I recently attended a great talk on gluten by Melissa McLean Jory, MNT. Melissa was one of the many great speakers at the annual NANP/National Association of Nutrition Professionals conference in San Francisco. Her talk was titled The Gluten-Free Edge: Digestive Health and Sports Nutrition for Active People.
Melissa said this: “There is no biological value in gluten” – for anyone! I find this so interesting because I’m beginning to think the same thing. In fact, I find that the majority of my clients with mood problems do better on a gluten-free diet.
Gluten can affect you in so many ways, whether you have celiac disease or gluten sensitivity. Melissa shared this list of gluten-related disorders:
- Depression and anxiety, social phobia, schizophrenia […I added the last three here]
- Gastrointestinal problems, nutrient deficiencies, fat malabsorption
- Neurological complications, fatigue, headaches, ataxia, peripheral neuropathy, poor concentration

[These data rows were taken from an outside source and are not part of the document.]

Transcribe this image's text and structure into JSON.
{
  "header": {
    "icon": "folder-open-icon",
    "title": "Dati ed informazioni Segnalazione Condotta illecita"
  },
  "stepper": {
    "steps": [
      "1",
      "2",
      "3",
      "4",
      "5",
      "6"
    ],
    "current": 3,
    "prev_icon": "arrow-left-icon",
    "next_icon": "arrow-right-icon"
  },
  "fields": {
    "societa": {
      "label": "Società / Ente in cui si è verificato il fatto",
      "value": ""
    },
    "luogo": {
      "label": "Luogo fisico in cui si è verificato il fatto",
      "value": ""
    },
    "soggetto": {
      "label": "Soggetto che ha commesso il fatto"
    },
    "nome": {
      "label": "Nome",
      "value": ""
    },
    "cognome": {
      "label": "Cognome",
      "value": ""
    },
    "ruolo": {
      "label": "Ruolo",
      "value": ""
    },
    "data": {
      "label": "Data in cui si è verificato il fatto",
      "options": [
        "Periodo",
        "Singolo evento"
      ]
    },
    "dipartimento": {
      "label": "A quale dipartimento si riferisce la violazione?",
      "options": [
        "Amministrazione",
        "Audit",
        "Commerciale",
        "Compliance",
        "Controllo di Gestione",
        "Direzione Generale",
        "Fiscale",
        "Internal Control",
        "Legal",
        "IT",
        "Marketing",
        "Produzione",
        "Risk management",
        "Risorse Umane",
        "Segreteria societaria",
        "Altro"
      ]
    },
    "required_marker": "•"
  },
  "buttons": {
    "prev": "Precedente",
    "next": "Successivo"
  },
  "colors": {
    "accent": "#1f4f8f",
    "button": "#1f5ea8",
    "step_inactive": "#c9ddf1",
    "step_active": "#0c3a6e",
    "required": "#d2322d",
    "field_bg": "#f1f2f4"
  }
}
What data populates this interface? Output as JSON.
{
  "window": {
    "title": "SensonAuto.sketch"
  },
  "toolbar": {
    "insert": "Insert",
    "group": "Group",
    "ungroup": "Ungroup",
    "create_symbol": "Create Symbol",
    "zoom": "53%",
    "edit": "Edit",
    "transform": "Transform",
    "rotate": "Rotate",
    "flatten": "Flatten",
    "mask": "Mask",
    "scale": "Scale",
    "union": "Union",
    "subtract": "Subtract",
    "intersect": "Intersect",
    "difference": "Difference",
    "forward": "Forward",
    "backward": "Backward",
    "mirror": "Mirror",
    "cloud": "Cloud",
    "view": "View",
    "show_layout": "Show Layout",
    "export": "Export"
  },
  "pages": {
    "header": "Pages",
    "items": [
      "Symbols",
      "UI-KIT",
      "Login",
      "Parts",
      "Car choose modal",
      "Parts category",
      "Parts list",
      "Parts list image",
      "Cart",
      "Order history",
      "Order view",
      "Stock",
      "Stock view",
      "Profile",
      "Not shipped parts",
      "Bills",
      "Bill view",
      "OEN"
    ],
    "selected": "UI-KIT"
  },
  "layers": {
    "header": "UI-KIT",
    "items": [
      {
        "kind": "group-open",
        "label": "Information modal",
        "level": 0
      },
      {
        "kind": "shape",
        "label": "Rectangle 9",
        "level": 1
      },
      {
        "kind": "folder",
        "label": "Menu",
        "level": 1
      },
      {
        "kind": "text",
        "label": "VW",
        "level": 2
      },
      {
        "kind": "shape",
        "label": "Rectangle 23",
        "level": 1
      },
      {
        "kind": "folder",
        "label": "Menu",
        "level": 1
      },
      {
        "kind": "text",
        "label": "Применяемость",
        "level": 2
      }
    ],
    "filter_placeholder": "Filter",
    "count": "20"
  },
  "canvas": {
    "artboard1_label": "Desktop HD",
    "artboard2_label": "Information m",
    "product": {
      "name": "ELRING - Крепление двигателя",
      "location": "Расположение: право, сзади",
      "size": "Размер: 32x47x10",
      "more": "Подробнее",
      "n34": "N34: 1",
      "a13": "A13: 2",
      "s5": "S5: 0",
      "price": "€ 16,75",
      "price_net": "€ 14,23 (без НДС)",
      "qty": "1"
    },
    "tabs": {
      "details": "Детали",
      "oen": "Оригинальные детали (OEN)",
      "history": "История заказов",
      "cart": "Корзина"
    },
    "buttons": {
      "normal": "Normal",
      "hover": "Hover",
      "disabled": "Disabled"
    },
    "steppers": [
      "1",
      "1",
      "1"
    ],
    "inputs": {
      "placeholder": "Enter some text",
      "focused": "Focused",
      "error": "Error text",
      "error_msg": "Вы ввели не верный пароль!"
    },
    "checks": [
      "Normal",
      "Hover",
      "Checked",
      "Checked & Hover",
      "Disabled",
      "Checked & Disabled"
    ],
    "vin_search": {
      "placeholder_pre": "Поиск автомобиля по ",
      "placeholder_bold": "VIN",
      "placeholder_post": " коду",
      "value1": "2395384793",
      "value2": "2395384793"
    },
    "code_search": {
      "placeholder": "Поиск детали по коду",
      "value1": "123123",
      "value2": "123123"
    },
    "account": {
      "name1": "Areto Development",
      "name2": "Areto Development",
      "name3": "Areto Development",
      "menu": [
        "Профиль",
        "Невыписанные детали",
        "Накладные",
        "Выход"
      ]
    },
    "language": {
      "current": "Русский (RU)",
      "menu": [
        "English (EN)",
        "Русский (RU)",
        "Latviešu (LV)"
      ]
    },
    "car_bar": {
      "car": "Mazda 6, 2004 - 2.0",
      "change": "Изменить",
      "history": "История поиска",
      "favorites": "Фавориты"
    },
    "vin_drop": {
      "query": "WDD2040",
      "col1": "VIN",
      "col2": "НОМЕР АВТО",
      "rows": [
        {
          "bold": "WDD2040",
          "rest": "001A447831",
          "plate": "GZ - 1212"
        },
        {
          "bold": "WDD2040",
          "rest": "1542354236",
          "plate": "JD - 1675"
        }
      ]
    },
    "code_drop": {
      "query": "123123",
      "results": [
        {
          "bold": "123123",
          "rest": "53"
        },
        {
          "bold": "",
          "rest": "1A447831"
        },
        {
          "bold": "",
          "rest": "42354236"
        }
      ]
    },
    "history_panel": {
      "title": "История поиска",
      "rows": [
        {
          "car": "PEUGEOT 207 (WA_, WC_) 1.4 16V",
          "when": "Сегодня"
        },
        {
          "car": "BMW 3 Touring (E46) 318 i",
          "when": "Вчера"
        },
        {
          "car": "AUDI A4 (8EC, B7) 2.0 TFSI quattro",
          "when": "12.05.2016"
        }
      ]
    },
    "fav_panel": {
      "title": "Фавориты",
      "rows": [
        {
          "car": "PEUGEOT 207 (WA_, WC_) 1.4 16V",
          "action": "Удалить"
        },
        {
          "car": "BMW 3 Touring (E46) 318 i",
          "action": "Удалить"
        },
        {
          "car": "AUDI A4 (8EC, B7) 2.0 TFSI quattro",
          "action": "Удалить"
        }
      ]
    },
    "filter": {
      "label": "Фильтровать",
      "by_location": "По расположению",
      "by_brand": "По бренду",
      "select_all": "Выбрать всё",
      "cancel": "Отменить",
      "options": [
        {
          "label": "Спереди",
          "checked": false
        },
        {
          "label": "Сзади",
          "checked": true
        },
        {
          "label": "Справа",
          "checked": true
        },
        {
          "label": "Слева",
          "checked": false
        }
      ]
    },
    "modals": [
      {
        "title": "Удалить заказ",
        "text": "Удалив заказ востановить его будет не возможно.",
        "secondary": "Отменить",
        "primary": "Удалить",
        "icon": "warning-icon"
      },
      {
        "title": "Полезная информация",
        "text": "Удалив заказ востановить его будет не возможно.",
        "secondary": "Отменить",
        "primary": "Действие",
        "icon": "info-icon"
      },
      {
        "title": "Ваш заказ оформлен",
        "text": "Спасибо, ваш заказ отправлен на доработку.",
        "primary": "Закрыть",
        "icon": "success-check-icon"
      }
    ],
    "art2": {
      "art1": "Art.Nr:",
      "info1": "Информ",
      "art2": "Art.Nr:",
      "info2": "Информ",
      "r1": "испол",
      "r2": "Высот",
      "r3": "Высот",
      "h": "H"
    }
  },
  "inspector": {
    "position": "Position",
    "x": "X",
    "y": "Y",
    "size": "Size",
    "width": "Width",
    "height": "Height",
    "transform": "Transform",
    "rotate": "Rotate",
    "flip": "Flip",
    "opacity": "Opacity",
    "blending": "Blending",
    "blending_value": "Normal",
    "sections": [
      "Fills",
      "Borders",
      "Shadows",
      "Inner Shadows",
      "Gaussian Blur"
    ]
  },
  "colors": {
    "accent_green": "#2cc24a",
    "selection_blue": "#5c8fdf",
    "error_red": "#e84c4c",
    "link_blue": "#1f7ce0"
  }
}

- Dermatitis herpetiformis, skin rashes, vitiligo, alopecia
- Dental enamel abnormalities, canker sores
- Anemia (iron, B12, folic acid deficiencies)
- Osteoporosis, osteopenia, arthritis, Dupuytren’s contracture, bone abnormalities
- Reduced fertility in men and women, recurrent miscarriages
- Endocrine conditions, type 1 diabetes, thyroid disease, Addison’s disease
What was new to me and fascinating was the athlete-gluten-performance connection that Melissa refers to as the “Gluten-Free Edge”. Over 60% of endurance athletes experience digestive problems such as abdominal pain and discomfort, diarrhea, constipation, gas and bloating. And because gluten causes inflammation, this can inhibit athletic performance and impair or delay recovery. The higher the sport intensity, the more likely the problem. Melissa shared that the Garmin Cycling Team went gluten-free for the 2008 season. They were the first pro-team to do so and this is what they found:
- Less bloated and “heavy” feeling
- Mentally sharper
- Fewer stomach problems
- Less stress on the immune system
- Stronger performances
Wow! As Melissa says “Go gluten free – you have nothing to lose and everything to gain!”
Here is information on how to do a gluten elimination challenge. I suggest you try it and see how you do
Melissa is wonderful and is so passionate about sharing this information. From her website: “I am Nutrition Therapist, have a degree in Exercise Science, am certified to teach yoga, and have a personal interest and expertise in celiac disease, gluten sensitivity, and holistic health. I’m on a mission to increase awareness of celiac disease and help people navigate the gluten-free lifestyle with confidence, strength, optimal nutrition, and renewed vitality. I know how difficult that can be because I have celiac disease and so does my daughter, but with the right lifestyle changes, optimal health is not only achievable, it can be fun and taste good too!”
Melissa’s new book will be available in June and you can preorder it now. I can’t wait to read it! The Gluten-Free Edge: A Nutrition and Training Guide for Peak Athletic Performance and an Active Gluten-Free Life by Peter Bronski and Melissa McLean Jory.
The whole NANP conference was superb! Other highlights included: The Consequences of Undiagnosed Vitamin B12 Deficiency by Sally Pacholok and Clinical Tools for Working with Libido by Bari Mandelbaum, NC, B Sc., I’ll share gems from these and other talks in future blog posts.